Nichelle Thompson, 36, of Los Angeles and her 14-year old son Justin arrived just before the opening of a Los Angeles Kmart to take advantage of a one-day sale and pick up a $54 combination DVD player and VCR.
Thompson said she decided to start her Thanksgiving with a trip to the store after seeing the player advertised in a newspaper ad. The machine is a family gift.
“Tomorrow they’ll have a whole new ad. Now I have to go through and circle all the things that I want to buy tomorrow and send my husband out.”
Wal-Mart revs up
More than 2,000 24-hour Wal-Mart supercenters were open on the holiday.
“I don’t have to do all the cooking, or I would not here,” said Ruth Redman, 42, a stay-at-home mother of five as she browsed for bargain clothing at a Supercenter in Gates, a suburb of Rochester, N.Y. She said she’ll probably stay home on Black Friday, especially during the early-morning onslaught.
“At one point, when I was younger, I might have been willing to brave the crowds but no anymore,” Redman said. “There are wonderful deals but it’s not worth the headaches.”
At a Wal-Mart in Tallahassee, Fla., John Newland, 41, bought some Christmas presents for wife and two young children, 6 and 4.
“I got out here right around 8 o’clock or so to get a little Christmas shopping done. There’s hardly anybody in there, no lines. It was nice in there actually. Good shopping.”
Wal-Mart Stores Inc. revealed some “top secret” Black Friday deals on its Web site Thursday, including a 52-inch TV set for $474 and an inflatable six-foot snow globe for $80.
7-Eleven, meanwhile, offered gift cards for Apple Computer Inc.’s iTunes, Circuit City Stores Inc., Blockbuster Inc., Borders Group Inc., DVDs, and toys, among other gift items.
Deals to be had on the Web
As for online opportunities, Sears, Roebuck and Co. again allowed holiday shoppers to pay for Black Friday deals on their Web site on Thanksgiving, such as 20 percent off Kenmore appliances and 50 percent off certain Craftsman-branded tools. Customers can then pick up their purchases when stores open the following the day, or have them shipped, said Lavielle.
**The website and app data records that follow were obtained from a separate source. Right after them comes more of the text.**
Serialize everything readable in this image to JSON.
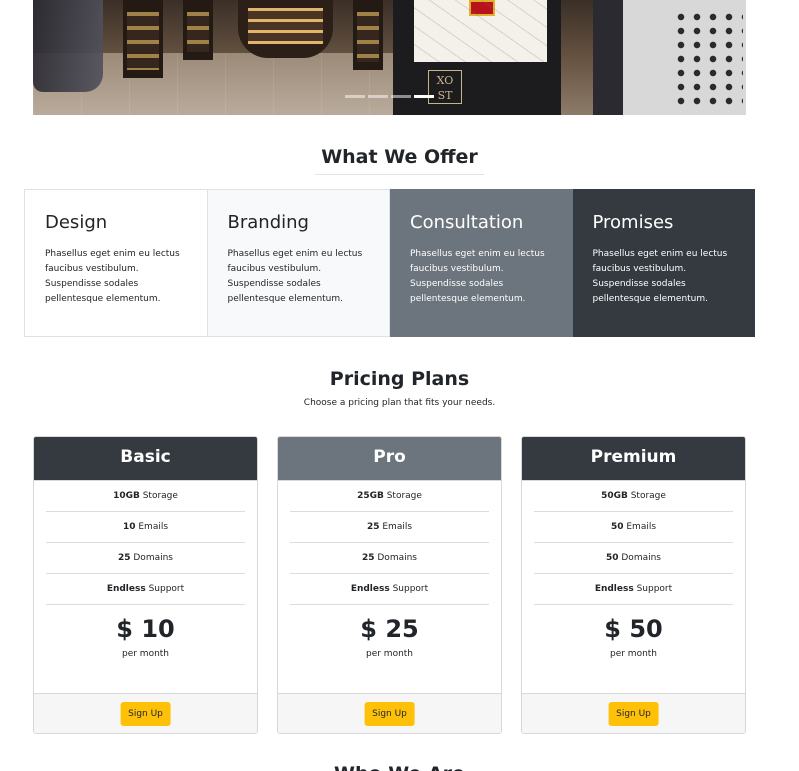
{
  "hero": {
    "logo_text": "XO ST",
    "indicator_count": 4,
    "active_indicator": 4
  },
  "offer": {
    "title": "What We Offer",
    "cards": [
      {
        "title": "Design",
        "text": "Phasellus eget enim eu lectus faucibus vestibulum. Suspendisse sodales pellentesque elementum."
      },
      {
        "title": "Branding",
        "text": "Phasellus eget enim eu lectus faucibus vestibulum. Suspendisse sodales pellentesque elementum."
      },
      {
        "title": "Consultation",
        "text": "Phasellus eget enim eu lectus faucibus vestibulum. Suspendisse sodales pellentesque elementum."
      },
      {
        "title": "Promises",
        "text": "Phasellus eget enim eu lectus faucibus vestibulum. Suspendisse sodales pellentesque elementum."
      }
    ]
  },
  "pricing": {
    "title": "Pricing Plans",
    "subtitle": "Choose a pricing plan that fits your needs.",
    "plans": [
      {
        "name": "Basic",
        "header_color": "#343a40",
        "features": [
          {
            "strong": "10GB",
            "text": " Storage"
          },
          {
            "strong": "10",
            "text": " Emails"
          },
          {
            "strong": "25",
            "text": " Domains"
          },
          {
            "strong": "Endless",
            "text": " Support"
          }
        ],
        "price": "$ 10",
        "period": "per month",
        "button": "Sign Up"
      },
      {
        "name": "Pro",
        "header_color": "#6c757d",
        "features": [
          {
            "strong": "25GB",
            "text": " Storage"
          },
          {
            "strong": "25",
            "text": " Emails"
          },
          {
            "strong": "25",
            "text": " Domains"
          },
          {
            "strong": "Endless",
            "text": " Support"
          }
        ],
        "price": "$ 25",
        "period": "per month",
        "button": "Sign Up"
      },
      {
        "name": "Premium",
        "header_color": "#343a40",
        "features": [
          {
            "strong": "50GB",
            "text": " Storage"
          },
          {
            "strong": "50",
            "text": " Emails"
          },
          {
            "strong": "50",
            "text": " Domains"
          },
          {
            "strong": "Endless",
            "text": " Support"
          }
        ],
        "price": "$ 50",
        "period": "per month",
        "button": "Sign Up"
      }
    ]
  },
  "next_section": {
    "title": "Who We Are"
  },
  "colors": {
    "accent": "#ffc107",
    "dark": "#343a40",
    "secondary": "#6c757d",
    "light": "#f8f9fa"
  }
}
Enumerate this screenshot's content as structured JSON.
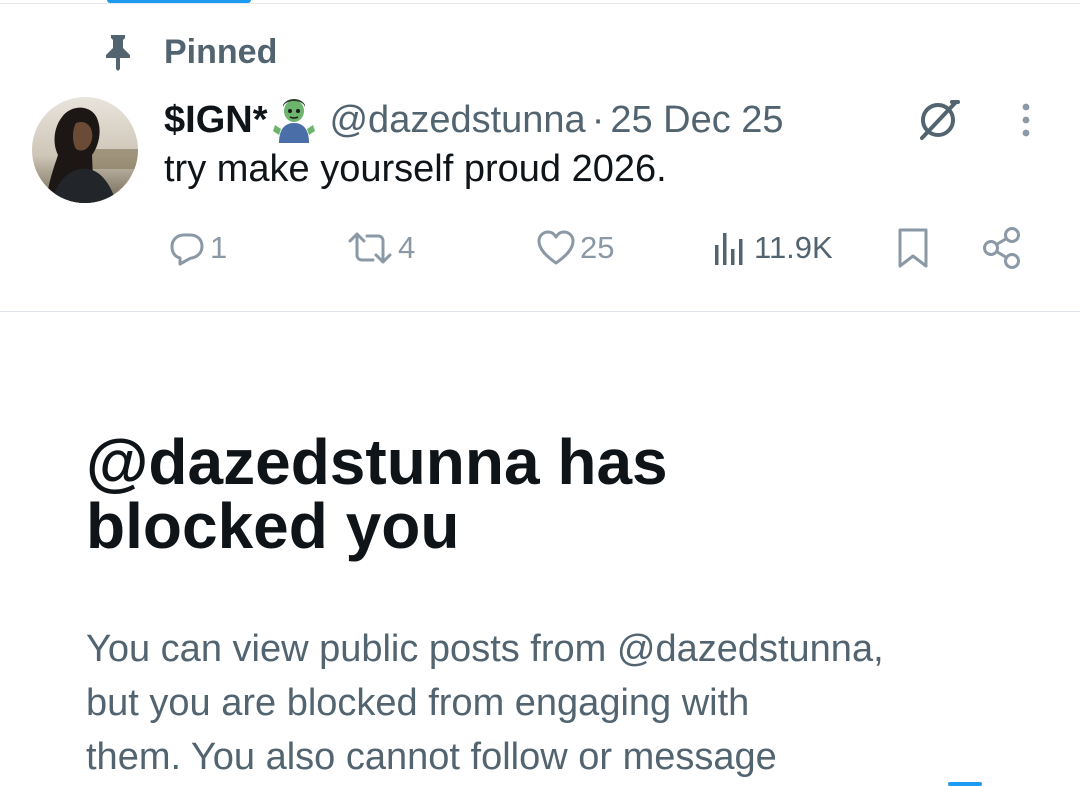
{
  "pinned": {
    "label": "Pinned",
    "icon": "pin-icon"
  },
  "post": {
    "avatar_icon": "avatar-photo",
    "display_name": "$IGN*",
    "emoji": "zombie-man-emoji",
    "handle": "@dazedstunna",
    "separator": "·",
    "date": "25 Dec 25",
    "text": "try make yourself proud 2026.",
    "actions": {
      "replies": "1",
      "reposts": "4",
      "likes": "25",
      "views": "11.9K"
    }
  },
  "blocked": {
    "title_line1": "@dazedstunna has",
    "title_line2": "blocked you",
    "desc_line1": "You can view public posts from @dazedstunna,",
    "desc_line2": "but you are blocked from engaging with",
    "desc_line3": "them. You also cannot follow or message"
  },
  "colors": {
    "primary_text": "#0f1419",
    "secondary_text": "#536471",
    "action_gray": "#8b98a5",
    "accent": "#1d9bf0"
  }
}
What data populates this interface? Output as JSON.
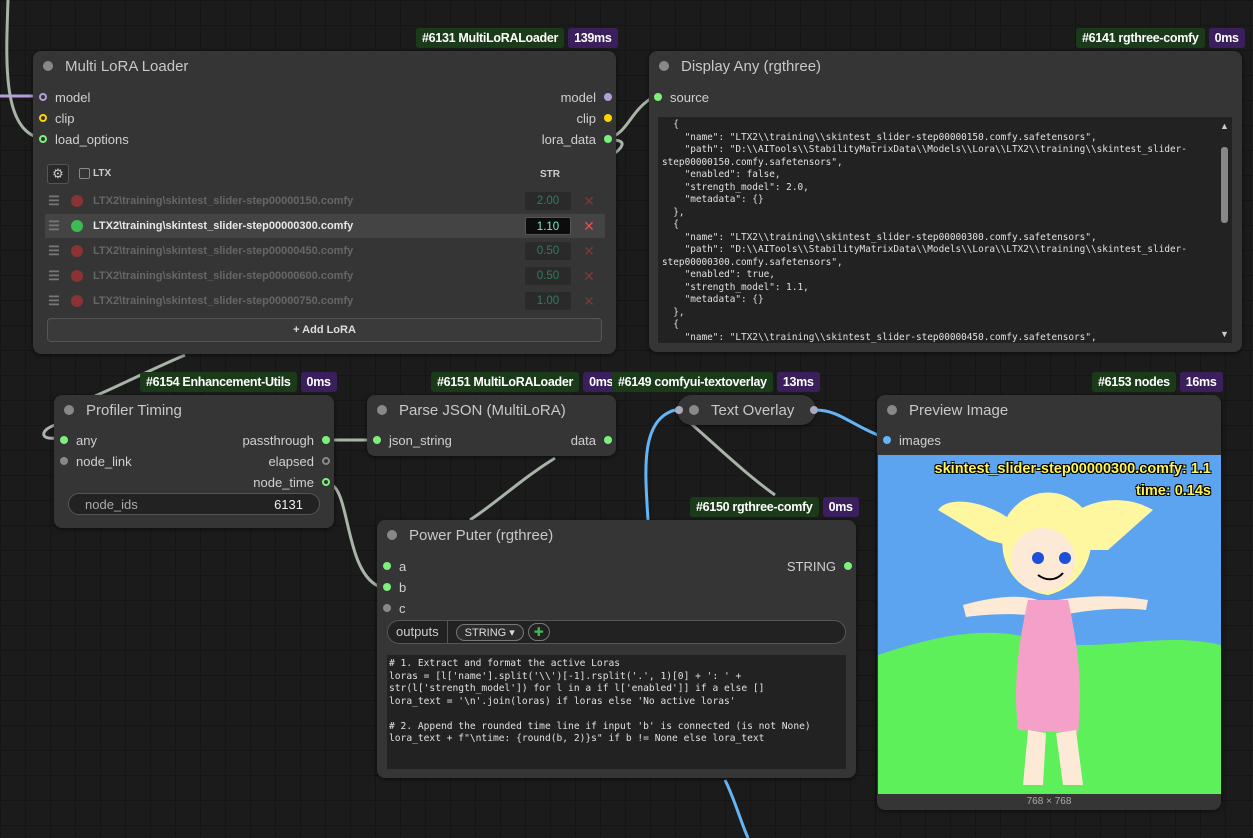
{
  "multi_lora": {
    "badge_id": "#6131 MultiLoRALoader",
    "badge_time": "139ms",
    "title": "Multi LoRA Loader",
    "inputs": [
      "model",
      "clip",
      "load_options"
    ],
    "outputs": [
      "model",
      "clip",
      "lora_data"
    ],
    "settings_icon": "⚙",
    "ltx_label": "LTX",
    "str_header": "STR",
    "loras": [
      {
        "name": "LTX2\\training\\skintest_slider-step00000150.comfy",
        "str": "2.00",
        "enabled": false
      },
      {
        "name": "LTX2\\training\\skintest_slider-step00000300.comfy",
        "str": "1.10",
        "enabled": true
      },
      {
        "name": "LTX2\\training\\skintest_slider-step00000450.comfy",
        "str": "0.50",
        "enabled": false
      },
      {
        "name": "LTX2\\training\\skintest_slider-step00000600.comfy",
        "str": "0.50",
        "enabled": false
      },
      {
        "name": "LTX2\\training\\skintest_slider-step00000750.comfy",
        "str": "1.00",
        "enabled": false
      }
    ],
    "add_label": "+ Add LoRA"
  },
  "display_any": {
    "badge_id": "#6141 rgthree-comfy",
    "badge_time": "0ms",
    "title": "Display Any (rgthree)",
    "input": "source",
    "text": "  {\n    \"name\": \"LTX2\\\\training\\\\skintest_slider-step00000150.comfy.safetensors\",\n    \"path\": \"D:\\\\AITools\\\\StabilityMatrixData\\\\Models\\\\Lora\\\\LTX2\\\\training\\\\skintest_slider-\nstep00000150.comfy.safetensors\",\n    \"enabled\": false,\n    \"strength_model\": 2.0,\n    \"metadata\": {}\n  },\n  {\n    \"name\": \"LTX2\\\\training\\\\skintest_slider-step00000300.comfy.safetensors\",\n    \"path\": \"D:\\\\AITools\\\\StabilityMatrixData\\\\Models\\\\Lora\\\\LTX2\\\\training\\\\skintest_slider-\nstep00000300.comfy.safetensors\",\n    \"enabled\": true,\n    \"strength_model\": 1.1,\n    \"metadata\": {}\n  },\n  {\n    \"name\": \"LTX2\\\\training\\\\skintest_slider-step00000450.comfy.safetensors\","
  },
  "profiler": {
    "badge_id": "#6154 Enhancement-Utils",
    "badge_time": "0ms",
    "title": "Profiler Timing",
    "inputs": [
      "any",
      "node_link"
    ],
    "outputs": [
      "passthrough",
      "elapsed",
      "node_time"
    ],
    "widget_label": "node_ids",
    "widget_value": "6131"
  },
  "parse_json": {
    "badge_id": "#6151 MultiLoRALoader",
    "badge_time": "0ms",
    "title": "Parse JSON (MultiLoRA)",
    "input": "json_string",
    "output": "data"
  },
  "text_overlay": {
    "badge_id": "#6149 comfyui-textoverlay",
    "badge_time": "13ms",
    "title": "Text Overlay"
  },
  "preview": {
    "badge_id": "#6153 nodes",
    "badge_time": "16ms",
    "title": "Preview Image",
    "input": "images",
    "overlay_line1": "skintest_slider-step00000300.comfy: 1.1",
    "overlay_line2": "time: 0.14s",
    "size_label": "768 × 768"
  },
  "power_puter": {
    "badge_id": "#6150 rgthree-comfy",
    "badge_time": "0ms",
    "title": "Power Puter (rgthree)",
    "inputs": [
      "a",
      "b",
      "c"
    ],
    "output": "STRING",
    "outputs_label": "outputs",
    "type_select": "STRING ▾",
    "add_icon": "✚",
    "code": "# 1. Extract and format the active Loras\nloras = [l['name'].split('\\\\')[-1].rsplit('.', 1)[0] + ': ' +\nstr(l['strength_model']) for l in a if l['enabled']] if a else []\nlora_text = '\\n'.join(loras) if loras else 'No active loras'\n\n# 2. Append the rounded time line if input 'b' is connected (is not None)\nlora_text + f\"\\ntime: {round(b, 2)}s\" if b != None else lora_text"
  },
  "colors": {
    "badge_green": "#1a3a1a",
    "badge_purple": "#3a1f5c",
    "wire_grey": "#9aa89a",
    "wire_blue": "#64b5f6",
    "wire_model": "#b39ddb"
  }
}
Online retailer Amazon.com was also pushing for shoppers to get started a day early by holding an ongoing poll to select one steeply discounted gift item to be offered in limited supplies beginning on Thanksgiving day, on top of other deals.
The winner of the poll was Microsoft Corp.’s Xbox 360 video game system for $100, which was set to go on sale at 2 p.m. EST, beating out a Mongoose Domain Dual-Suspension Mountain Bike for $30.
“We’re always open on Thanksgiving,” noted spokesman Craig Berman.
“Online retailers are making Thanksgiving a huge priority, because they have no competition from stores,” said Davis. “I think we’re going to see that trend increasing.”